[Your objective] The reply consists of one number only: how many lines in the listing below contain the word "items".

================================

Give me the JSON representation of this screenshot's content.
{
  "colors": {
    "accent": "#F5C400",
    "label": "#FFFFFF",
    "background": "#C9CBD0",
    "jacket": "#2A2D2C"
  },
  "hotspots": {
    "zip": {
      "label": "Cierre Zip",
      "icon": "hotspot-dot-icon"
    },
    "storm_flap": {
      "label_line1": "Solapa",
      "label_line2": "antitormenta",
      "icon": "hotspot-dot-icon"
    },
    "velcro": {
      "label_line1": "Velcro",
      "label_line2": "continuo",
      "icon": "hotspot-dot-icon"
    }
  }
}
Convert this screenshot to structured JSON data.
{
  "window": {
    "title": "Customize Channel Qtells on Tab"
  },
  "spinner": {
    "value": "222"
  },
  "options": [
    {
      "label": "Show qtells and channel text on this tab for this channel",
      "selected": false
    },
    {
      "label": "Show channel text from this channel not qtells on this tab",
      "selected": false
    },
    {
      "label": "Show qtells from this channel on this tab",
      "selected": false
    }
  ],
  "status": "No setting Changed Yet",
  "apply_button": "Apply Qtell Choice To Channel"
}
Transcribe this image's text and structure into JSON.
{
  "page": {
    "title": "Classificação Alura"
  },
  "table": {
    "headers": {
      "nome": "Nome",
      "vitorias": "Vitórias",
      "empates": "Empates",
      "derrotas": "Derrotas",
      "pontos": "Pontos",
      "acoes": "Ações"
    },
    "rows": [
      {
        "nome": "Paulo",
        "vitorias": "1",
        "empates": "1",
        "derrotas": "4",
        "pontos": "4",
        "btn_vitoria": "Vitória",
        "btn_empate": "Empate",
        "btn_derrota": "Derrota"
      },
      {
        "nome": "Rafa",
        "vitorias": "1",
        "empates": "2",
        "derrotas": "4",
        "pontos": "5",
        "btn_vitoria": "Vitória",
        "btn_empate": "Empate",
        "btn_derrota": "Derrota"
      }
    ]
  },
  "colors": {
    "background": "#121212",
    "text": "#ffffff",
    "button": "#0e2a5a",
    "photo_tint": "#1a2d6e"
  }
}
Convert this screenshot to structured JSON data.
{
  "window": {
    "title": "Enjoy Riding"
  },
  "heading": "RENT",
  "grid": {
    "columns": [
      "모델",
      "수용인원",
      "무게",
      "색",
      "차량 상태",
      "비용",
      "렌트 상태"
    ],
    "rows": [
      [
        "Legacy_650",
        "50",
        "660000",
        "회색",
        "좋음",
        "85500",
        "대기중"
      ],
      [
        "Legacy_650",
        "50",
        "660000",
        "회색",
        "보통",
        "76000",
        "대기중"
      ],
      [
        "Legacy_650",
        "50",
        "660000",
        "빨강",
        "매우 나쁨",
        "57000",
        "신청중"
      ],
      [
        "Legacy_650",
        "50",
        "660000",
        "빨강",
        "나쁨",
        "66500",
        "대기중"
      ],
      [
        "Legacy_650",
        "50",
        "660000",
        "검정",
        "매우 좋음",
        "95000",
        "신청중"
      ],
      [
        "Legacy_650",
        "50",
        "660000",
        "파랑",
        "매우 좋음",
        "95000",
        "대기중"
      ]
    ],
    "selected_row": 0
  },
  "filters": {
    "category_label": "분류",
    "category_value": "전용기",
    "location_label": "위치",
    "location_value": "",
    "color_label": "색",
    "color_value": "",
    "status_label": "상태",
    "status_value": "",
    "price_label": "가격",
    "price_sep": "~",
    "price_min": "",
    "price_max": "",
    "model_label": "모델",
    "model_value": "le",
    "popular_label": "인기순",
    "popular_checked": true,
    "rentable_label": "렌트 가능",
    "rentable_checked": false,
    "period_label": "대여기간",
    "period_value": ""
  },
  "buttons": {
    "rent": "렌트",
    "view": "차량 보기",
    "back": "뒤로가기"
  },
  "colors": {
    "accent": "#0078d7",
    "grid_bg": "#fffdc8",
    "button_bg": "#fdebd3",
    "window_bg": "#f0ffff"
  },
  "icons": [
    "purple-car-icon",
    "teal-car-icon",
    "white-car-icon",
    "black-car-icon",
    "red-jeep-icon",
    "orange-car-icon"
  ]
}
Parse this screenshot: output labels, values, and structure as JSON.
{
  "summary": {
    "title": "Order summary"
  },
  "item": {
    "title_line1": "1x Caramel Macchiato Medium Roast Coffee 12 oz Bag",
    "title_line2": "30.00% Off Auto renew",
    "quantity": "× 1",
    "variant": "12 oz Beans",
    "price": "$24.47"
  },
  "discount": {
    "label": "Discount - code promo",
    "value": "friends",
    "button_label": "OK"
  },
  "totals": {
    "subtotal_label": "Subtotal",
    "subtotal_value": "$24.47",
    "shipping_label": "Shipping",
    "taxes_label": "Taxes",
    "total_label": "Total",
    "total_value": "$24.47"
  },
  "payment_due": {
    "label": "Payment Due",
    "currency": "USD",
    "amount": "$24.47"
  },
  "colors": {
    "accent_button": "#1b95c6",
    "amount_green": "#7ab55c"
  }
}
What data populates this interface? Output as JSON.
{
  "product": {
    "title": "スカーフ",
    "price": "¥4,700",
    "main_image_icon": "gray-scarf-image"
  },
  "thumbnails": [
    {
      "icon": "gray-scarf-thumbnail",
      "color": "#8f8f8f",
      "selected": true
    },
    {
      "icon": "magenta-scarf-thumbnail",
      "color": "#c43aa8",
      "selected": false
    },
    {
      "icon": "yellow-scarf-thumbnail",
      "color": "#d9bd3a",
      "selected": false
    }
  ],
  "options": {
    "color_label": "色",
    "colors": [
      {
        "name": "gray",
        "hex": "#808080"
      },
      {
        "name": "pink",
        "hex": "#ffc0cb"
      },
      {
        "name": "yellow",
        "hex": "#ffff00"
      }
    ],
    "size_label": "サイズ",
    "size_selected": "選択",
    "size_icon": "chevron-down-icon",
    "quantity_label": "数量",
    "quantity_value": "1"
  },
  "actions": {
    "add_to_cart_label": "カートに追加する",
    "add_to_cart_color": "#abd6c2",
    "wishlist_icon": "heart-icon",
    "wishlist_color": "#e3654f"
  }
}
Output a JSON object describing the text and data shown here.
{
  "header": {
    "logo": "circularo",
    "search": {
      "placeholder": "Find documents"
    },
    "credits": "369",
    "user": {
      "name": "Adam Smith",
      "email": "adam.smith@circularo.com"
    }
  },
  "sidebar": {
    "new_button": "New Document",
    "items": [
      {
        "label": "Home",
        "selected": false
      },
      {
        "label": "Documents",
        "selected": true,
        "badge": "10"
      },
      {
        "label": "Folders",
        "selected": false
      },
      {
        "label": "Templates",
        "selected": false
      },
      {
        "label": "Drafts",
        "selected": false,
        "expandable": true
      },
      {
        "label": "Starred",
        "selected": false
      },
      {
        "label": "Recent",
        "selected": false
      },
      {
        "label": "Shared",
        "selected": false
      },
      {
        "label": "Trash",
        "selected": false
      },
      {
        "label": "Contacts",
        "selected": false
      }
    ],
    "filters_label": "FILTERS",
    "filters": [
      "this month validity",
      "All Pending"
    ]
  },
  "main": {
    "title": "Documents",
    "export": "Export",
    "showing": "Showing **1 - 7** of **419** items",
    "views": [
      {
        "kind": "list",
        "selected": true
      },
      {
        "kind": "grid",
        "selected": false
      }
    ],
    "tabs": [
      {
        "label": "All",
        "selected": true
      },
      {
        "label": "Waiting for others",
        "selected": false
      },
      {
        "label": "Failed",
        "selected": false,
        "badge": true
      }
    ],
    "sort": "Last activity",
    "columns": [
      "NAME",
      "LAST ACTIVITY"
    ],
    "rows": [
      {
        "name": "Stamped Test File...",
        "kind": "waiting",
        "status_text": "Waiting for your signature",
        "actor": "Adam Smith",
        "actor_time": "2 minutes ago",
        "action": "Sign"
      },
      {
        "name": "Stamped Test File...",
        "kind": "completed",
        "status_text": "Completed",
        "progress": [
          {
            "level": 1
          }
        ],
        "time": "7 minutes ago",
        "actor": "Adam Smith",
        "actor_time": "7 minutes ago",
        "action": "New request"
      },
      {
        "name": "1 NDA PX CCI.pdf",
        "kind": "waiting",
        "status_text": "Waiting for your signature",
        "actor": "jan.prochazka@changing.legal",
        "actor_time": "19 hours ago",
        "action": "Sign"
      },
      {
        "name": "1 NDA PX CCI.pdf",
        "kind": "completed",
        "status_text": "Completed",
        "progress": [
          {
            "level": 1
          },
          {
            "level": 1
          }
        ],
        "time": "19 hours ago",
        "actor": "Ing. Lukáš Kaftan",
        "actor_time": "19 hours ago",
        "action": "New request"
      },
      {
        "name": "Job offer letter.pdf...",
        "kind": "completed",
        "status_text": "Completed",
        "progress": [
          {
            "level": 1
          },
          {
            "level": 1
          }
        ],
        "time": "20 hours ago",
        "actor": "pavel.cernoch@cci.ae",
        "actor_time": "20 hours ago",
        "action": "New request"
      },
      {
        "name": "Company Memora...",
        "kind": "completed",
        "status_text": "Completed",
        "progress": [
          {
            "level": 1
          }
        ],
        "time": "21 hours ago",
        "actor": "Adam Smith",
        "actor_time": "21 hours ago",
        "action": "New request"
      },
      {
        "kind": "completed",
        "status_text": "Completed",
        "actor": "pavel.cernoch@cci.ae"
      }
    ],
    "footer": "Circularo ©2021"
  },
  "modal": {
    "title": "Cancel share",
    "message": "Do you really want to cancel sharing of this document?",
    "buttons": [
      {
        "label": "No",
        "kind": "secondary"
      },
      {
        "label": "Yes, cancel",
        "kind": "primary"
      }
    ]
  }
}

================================

[Written reply] 2